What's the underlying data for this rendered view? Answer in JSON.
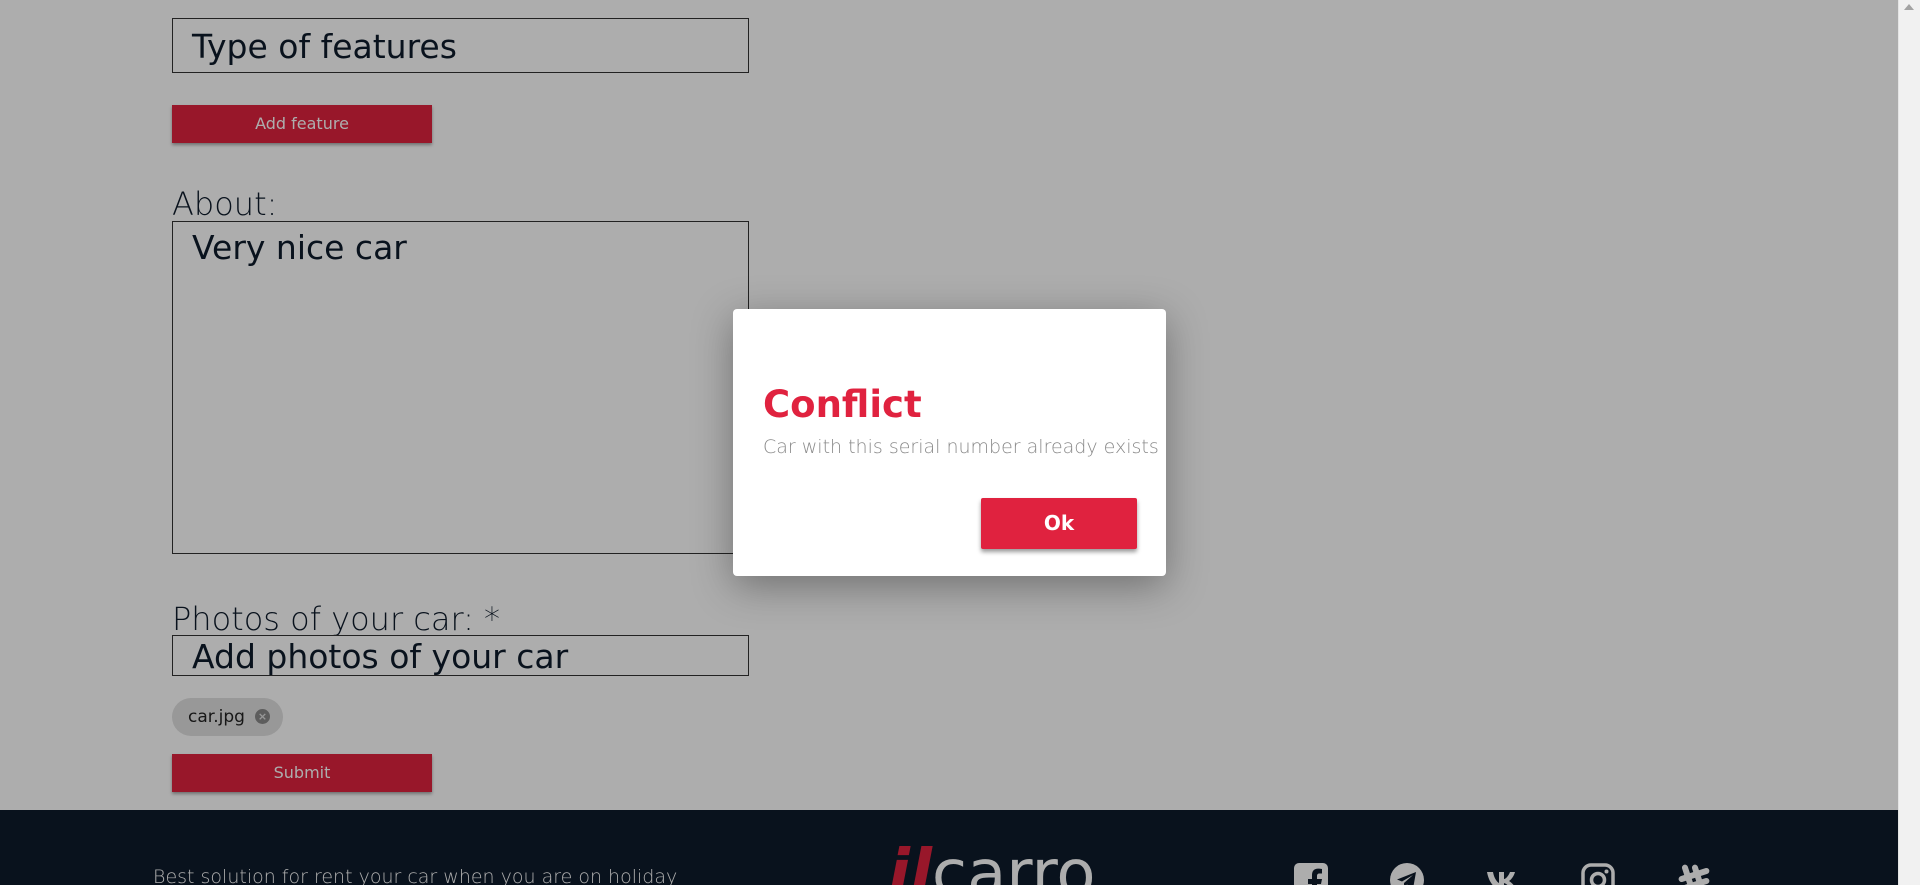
{
  "form": {
    "features_placeholder": "Type of features",
    "add_feature_label": "Add feature",
    "about_label": "About:",
    "about_value": "Very nice car",
    "photos_label": "Photos of your car: *",
    "photos_placeholder": "Add photos of your car",
    "photo_chip": "car.jpg",
    "submit_label": "Submit"
  },
  "footer": {
    "tagline": "Best solution for rent your car when you are on holiday",
    "logo_prefix": "il",
    "logo_main": "carro",
    "social_icons": [
      "facebook-icon",
      "telegram-icon",
      "vk-icon",
      "instagram-icon",
      "slack-icon"
    ]
  },
  "dialog": {
    "title": "Conflict",
    "message": "Car with this serial number already exists",
    "ok_label": "Ok"
  },
  "colors": {
    "accent": "#e0223f",
    "footer_bg": "#0e1b2b",
    "overlay": "rgba(0,0,0,0.32)"
  }
}
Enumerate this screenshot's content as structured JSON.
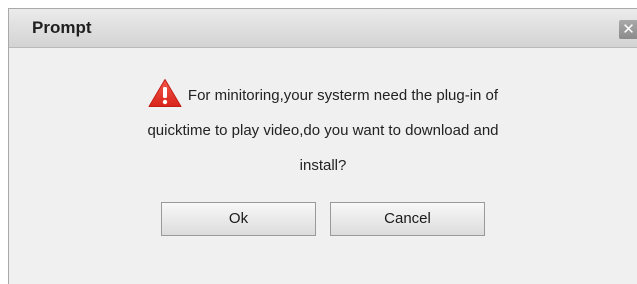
{
  "dialog": {
    "title": "Prompt",
    "close_symbol": "✕",
    "icon": "warning-triangle-icon",
    "message_lines": [
      "For minitoring,your systerm need the plug-in of",
      "quicktime to play video,do you want to download and",
      "install?"
    ],
    "ok_label": "Ok",
    "cancel_label": "Cancel"
  },
  "colors": {
    "warning_red": "#e52a1e",
    "dialog_bg": "#f0f0f0"
  }
}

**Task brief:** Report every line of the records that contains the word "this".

**Output of the exercise:**
What's the underlying data for this rendered view? Answer in JSON.
    "message": "Car with this serial number already exists",
Enumerate this screenshot's content as structured JSON.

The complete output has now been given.